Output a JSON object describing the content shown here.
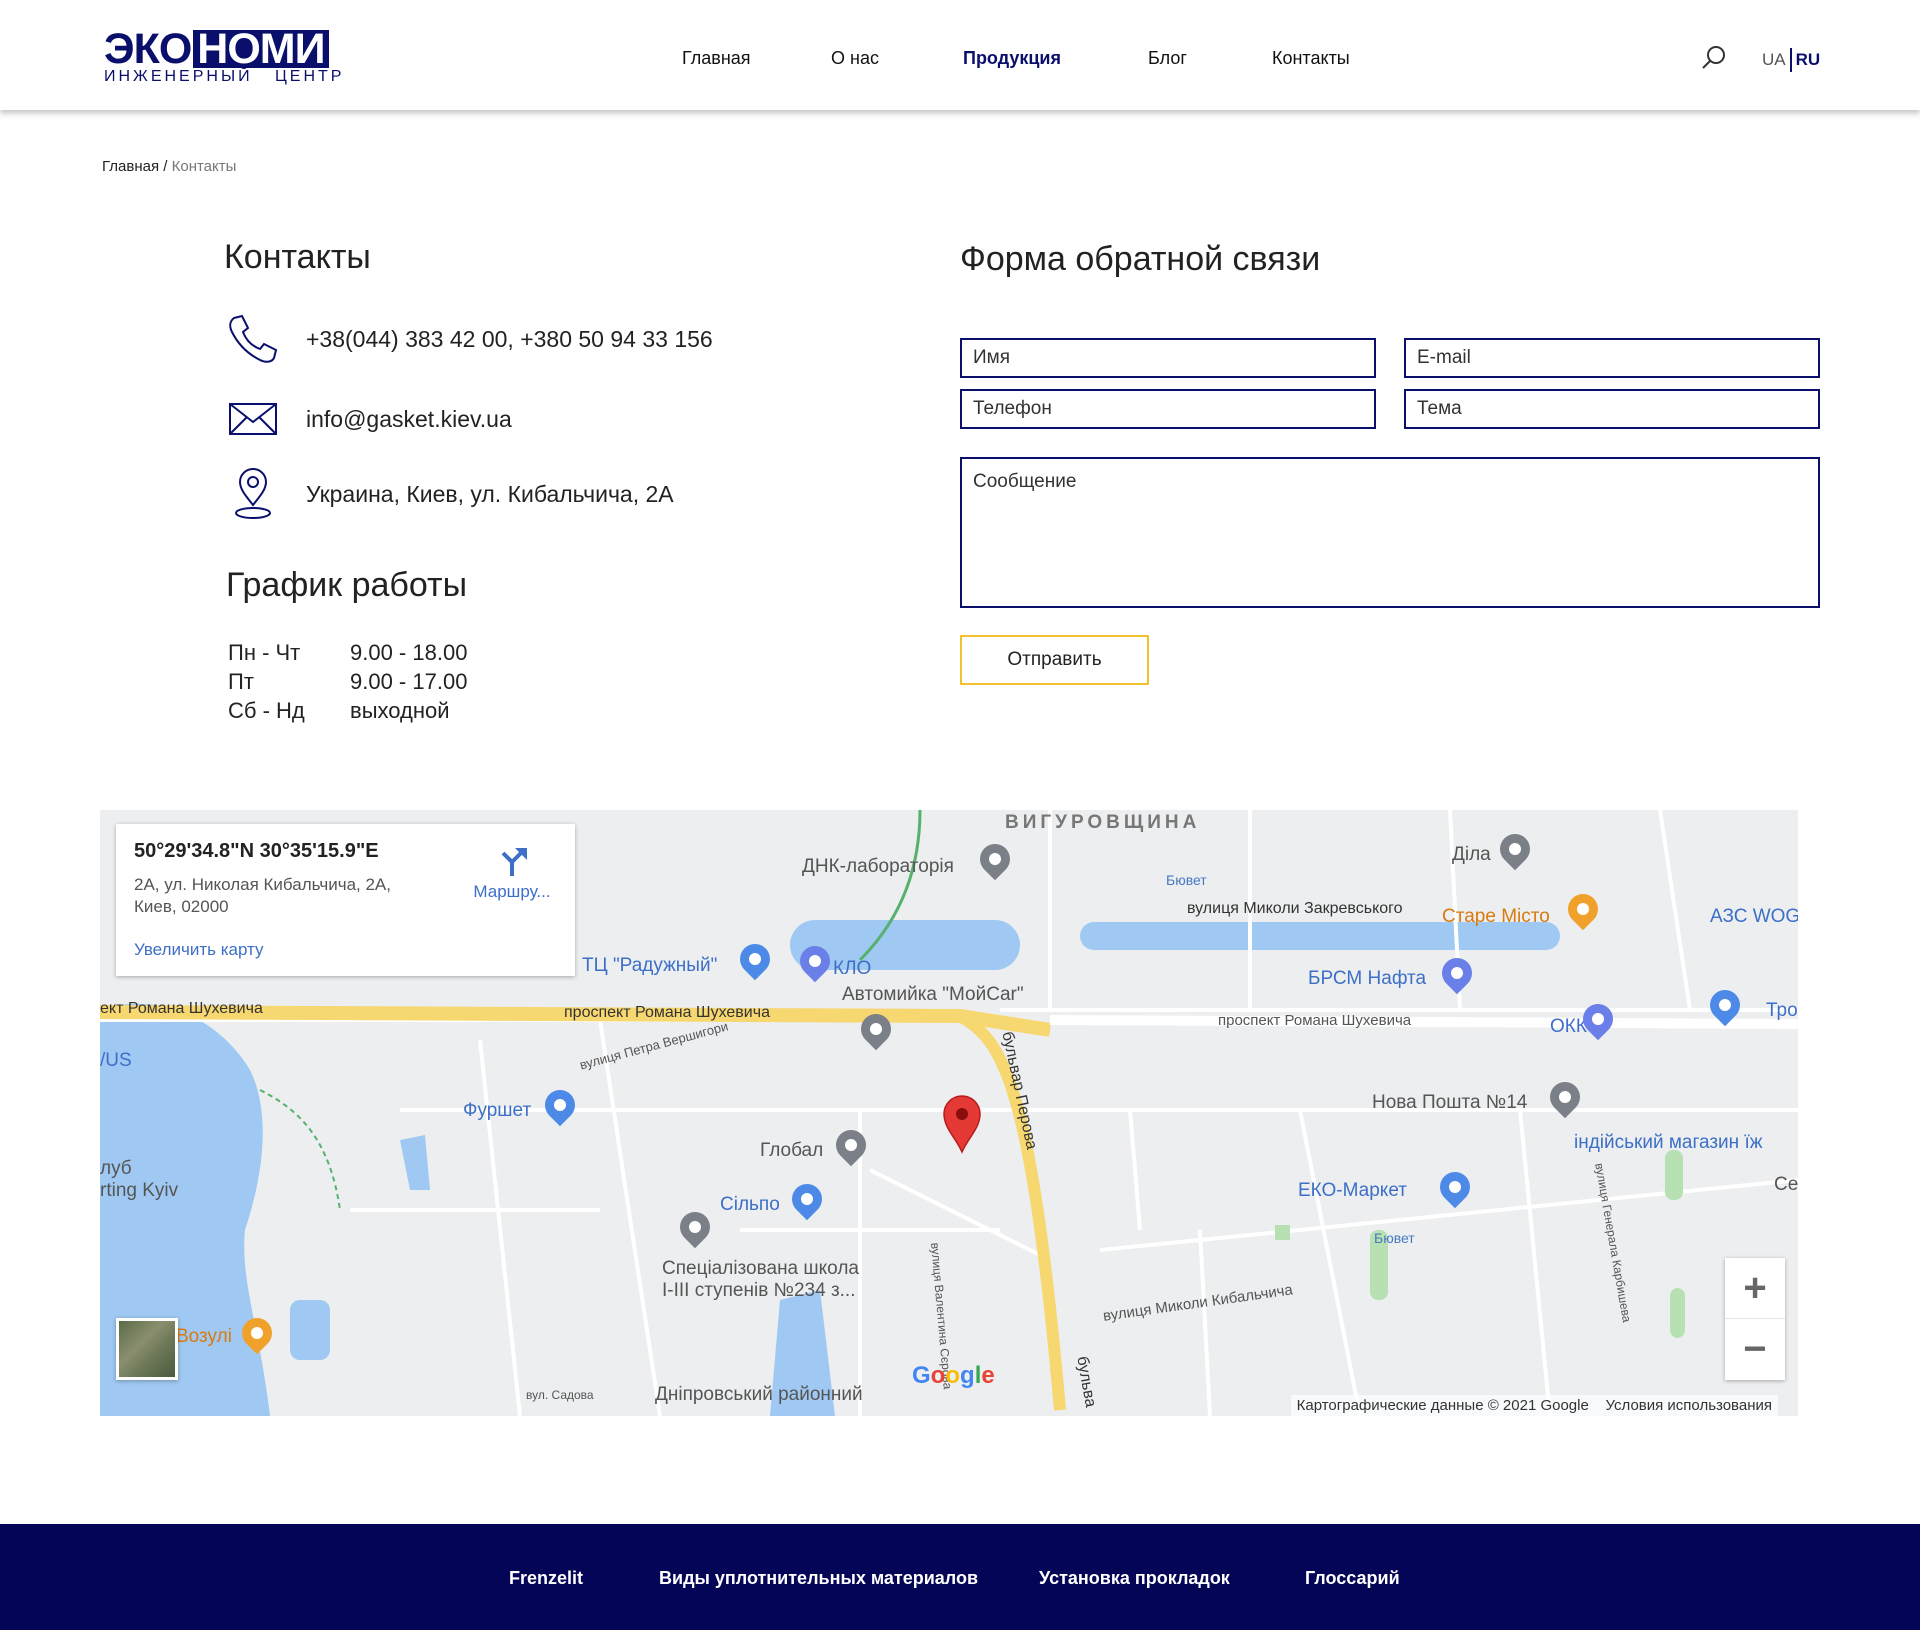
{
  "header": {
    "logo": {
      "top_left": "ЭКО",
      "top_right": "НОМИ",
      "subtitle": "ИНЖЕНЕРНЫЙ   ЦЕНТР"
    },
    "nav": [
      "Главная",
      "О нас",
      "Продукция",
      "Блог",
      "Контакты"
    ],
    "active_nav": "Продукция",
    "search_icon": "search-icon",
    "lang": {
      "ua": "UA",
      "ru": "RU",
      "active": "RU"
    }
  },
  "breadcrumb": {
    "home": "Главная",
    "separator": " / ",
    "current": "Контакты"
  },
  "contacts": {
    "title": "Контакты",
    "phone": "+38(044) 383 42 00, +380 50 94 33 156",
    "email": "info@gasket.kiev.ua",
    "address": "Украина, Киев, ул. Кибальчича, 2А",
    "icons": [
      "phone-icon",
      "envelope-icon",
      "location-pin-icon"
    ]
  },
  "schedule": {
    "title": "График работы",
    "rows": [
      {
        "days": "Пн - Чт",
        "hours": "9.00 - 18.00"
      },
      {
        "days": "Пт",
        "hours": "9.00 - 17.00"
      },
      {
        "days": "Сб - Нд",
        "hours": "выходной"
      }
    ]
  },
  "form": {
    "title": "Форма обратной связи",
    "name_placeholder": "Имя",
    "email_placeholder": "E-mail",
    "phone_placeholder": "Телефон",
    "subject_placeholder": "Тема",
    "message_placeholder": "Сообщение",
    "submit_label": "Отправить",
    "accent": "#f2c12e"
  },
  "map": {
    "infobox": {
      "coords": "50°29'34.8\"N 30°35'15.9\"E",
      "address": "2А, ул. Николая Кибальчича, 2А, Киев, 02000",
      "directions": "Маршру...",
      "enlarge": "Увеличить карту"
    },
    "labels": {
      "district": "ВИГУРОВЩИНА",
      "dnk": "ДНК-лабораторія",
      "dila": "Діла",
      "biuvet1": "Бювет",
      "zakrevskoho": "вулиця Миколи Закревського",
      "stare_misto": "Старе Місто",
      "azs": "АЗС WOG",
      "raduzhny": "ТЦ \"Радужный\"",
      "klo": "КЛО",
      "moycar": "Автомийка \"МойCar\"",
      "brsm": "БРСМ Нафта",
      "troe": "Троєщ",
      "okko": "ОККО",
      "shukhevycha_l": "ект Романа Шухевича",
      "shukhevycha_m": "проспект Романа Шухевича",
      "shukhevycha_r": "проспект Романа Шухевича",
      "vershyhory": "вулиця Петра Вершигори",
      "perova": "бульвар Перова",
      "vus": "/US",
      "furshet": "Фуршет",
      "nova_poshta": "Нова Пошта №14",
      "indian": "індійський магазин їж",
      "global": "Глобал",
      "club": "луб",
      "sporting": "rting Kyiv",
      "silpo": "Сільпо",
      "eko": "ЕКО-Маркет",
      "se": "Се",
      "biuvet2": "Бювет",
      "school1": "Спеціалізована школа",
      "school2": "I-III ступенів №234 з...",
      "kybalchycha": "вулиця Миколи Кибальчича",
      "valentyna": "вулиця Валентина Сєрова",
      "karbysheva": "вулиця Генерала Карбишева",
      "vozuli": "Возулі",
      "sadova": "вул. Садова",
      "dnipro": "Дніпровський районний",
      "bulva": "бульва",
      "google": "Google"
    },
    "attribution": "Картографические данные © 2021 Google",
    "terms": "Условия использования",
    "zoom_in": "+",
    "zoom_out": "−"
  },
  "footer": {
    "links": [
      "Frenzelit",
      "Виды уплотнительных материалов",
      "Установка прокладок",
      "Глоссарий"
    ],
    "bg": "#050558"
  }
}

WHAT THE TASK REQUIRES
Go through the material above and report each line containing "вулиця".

ANSWER BOX
      "zakrevskoho": "вулиця Миколи Закревського",
      "vershyhory": "вулиця Петра Вершигори",
      "kybalchycha": "вулиця Миколи Кибальчича",
      "valentyna": "вулиця Валентина Сєрова",
      "karbysheva": "вулиця Генерала Карбишева",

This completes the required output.